> **Task prompt**:
Your answer should consist of the lines in the listing that hold "hover".
::: Extracted data
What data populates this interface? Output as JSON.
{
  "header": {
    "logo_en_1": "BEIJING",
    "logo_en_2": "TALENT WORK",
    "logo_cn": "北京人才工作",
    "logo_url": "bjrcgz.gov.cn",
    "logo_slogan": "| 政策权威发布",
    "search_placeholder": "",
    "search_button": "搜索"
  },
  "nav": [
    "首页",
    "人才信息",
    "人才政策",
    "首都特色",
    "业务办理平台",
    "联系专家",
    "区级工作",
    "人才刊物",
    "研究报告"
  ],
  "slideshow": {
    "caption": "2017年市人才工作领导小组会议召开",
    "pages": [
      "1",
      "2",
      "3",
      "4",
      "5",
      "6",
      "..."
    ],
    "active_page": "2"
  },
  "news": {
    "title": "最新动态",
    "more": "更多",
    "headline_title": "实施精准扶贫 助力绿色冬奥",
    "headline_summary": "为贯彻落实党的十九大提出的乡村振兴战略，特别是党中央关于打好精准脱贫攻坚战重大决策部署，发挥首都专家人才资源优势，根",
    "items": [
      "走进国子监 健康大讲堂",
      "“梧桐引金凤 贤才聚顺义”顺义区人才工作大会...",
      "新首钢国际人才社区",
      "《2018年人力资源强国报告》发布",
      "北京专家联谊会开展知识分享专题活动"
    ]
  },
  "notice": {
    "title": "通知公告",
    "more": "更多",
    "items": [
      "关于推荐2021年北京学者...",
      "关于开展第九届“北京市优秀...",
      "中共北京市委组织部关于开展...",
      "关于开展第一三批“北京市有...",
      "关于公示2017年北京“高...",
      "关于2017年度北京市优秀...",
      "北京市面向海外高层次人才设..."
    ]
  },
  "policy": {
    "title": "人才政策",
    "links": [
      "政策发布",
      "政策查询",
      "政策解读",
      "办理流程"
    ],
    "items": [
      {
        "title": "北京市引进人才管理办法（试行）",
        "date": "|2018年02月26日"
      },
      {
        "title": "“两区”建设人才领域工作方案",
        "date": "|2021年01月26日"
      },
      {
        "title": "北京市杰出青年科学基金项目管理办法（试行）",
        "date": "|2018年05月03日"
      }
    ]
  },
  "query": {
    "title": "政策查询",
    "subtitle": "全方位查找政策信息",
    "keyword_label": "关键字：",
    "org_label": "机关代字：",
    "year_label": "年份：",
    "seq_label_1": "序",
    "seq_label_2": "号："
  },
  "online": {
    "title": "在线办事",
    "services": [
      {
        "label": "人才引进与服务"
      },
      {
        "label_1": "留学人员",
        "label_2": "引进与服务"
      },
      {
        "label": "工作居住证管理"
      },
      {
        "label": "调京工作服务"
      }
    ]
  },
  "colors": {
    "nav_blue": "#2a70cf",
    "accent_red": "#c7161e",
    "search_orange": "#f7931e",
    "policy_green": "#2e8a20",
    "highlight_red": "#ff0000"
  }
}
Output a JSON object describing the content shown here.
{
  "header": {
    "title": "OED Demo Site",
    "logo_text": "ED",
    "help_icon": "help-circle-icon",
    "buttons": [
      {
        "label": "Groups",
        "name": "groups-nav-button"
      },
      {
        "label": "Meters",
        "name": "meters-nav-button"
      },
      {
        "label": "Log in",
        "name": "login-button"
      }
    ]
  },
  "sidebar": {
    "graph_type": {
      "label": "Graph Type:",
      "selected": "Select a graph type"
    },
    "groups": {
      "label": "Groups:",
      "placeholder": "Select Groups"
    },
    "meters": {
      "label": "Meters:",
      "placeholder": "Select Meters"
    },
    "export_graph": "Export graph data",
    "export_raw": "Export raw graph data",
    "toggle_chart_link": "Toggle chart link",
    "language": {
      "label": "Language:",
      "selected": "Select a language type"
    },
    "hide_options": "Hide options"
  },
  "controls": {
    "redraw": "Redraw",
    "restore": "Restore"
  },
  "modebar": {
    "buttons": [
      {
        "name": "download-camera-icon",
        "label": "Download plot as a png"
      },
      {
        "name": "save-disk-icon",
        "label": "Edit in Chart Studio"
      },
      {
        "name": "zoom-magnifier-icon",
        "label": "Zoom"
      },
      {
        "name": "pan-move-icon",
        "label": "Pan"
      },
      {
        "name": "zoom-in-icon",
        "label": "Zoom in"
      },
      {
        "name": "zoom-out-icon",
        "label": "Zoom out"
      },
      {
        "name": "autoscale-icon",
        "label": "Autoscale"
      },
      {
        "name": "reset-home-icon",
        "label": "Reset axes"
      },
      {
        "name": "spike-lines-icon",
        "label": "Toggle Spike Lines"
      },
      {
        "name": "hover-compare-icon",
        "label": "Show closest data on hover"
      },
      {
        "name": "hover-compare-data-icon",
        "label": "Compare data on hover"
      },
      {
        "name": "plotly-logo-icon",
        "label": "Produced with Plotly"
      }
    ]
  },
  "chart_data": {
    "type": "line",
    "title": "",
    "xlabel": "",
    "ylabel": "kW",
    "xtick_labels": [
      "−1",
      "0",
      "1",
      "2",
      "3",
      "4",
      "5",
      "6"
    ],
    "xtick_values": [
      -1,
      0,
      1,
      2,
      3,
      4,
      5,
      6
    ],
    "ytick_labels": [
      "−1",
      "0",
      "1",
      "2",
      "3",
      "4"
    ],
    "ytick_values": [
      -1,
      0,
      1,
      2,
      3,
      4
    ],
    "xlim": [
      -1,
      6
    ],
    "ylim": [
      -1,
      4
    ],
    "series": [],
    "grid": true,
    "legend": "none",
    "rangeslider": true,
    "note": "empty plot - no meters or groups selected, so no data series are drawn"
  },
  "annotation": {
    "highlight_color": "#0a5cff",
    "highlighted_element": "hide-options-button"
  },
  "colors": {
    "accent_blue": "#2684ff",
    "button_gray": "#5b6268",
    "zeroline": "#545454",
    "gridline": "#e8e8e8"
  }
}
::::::
> **Solved problem**:
        "name": "hover-compare-icon",
        "label": "Show closest data on hover"
        "name": "hover-compare-data-icon",
        "label": "Compare data on hover"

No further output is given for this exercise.